With “New,” I just want to acknowledge that it’s not weird to have feelings. We all miss someone at one point in our lives. We all have regrets, you know, love ourselves one day, don’t like ourselves the next day. I think it’s good to show other people that you should channel this. We all go through things and we should talk about it, not avoid the fact and just keep it all bottled up. I feel that [“New”] is a very vulnerable track and a powerful, emotional track that people will probably cry to.
It feels a little more production-heavy than your past releases — do you think your collaborations with The Chainsmokers and Gryffin [“Feel Good”] helped influence that?
I don’t even know if that was intentional. I think a lot of my songs do kind of lean electronic, but a lot of them also lean towards R&B, like soul, from this new collection of songs. And I think that’s just because I’ve always been influenced by powerful female R&B soul voices and I kind of wanted to bring that into this new era of music.

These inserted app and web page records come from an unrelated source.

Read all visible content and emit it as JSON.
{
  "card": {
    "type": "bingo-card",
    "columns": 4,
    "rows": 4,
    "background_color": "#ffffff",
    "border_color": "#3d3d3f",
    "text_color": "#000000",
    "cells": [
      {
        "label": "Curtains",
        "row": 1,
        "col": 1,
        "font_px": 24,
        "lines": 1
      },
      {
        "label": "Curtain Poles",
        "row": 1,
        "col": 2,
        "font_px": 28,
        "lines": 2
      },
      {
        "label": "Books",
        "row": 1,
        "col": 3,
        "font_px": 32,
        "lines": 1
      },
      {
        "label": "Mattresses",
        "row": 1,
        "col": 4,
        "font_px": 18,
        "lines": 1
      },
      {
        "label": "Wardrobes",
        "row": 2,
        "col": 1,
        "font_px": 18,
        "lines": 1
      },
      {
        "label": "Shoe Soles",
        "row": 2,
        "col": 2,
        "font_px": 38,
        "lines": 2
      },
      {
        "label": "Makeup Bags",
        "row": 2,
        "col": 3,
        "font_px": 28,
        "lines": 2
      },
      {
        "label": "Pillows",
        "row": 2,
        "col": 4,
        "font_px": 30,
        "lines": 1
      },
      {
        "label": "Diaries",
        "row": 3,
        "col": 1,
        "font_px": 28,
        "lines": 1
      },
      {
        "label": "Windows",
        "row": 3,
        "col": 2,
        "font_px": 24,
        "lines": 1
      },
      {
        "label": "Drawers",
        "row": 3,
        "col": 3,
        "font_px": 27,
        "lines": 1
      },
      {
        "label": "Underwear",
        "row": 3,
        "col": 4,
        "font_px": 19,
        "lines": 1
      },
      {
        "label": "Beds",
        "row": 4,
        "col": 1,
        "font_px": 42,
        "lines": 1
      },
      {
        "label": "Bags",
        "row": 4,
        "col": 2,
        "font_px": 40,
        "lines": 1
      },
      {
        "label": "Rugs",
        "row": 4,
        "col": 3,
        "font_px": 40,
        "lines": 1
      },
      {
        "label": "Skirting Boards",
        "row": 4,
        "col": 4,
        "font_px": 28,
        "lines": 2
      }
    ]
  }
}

Stargate produced this one, and I think they really just nailed encompassing the message of the song in the track. “New” has that intensity in it and it’s not just like we’re just putting a drop in the song just to do it — it actually has meaning.
So now that you’re with Interscope and “New” is out, what are you hoping this new era brings?
Hopefully [being] more interactive with [fans]. I’m really just focused, and mentally I’m willing to give that time and space to my fans and more willing to have interactions and go meet them and go on tour and play shows for them. I feel like this is going to be a very fan-focused era because they’ve supported me and they gave me my start when I was independent and didn’t have any of this big machinery behind me. They’re worth a lot to me, and I want to show that to them.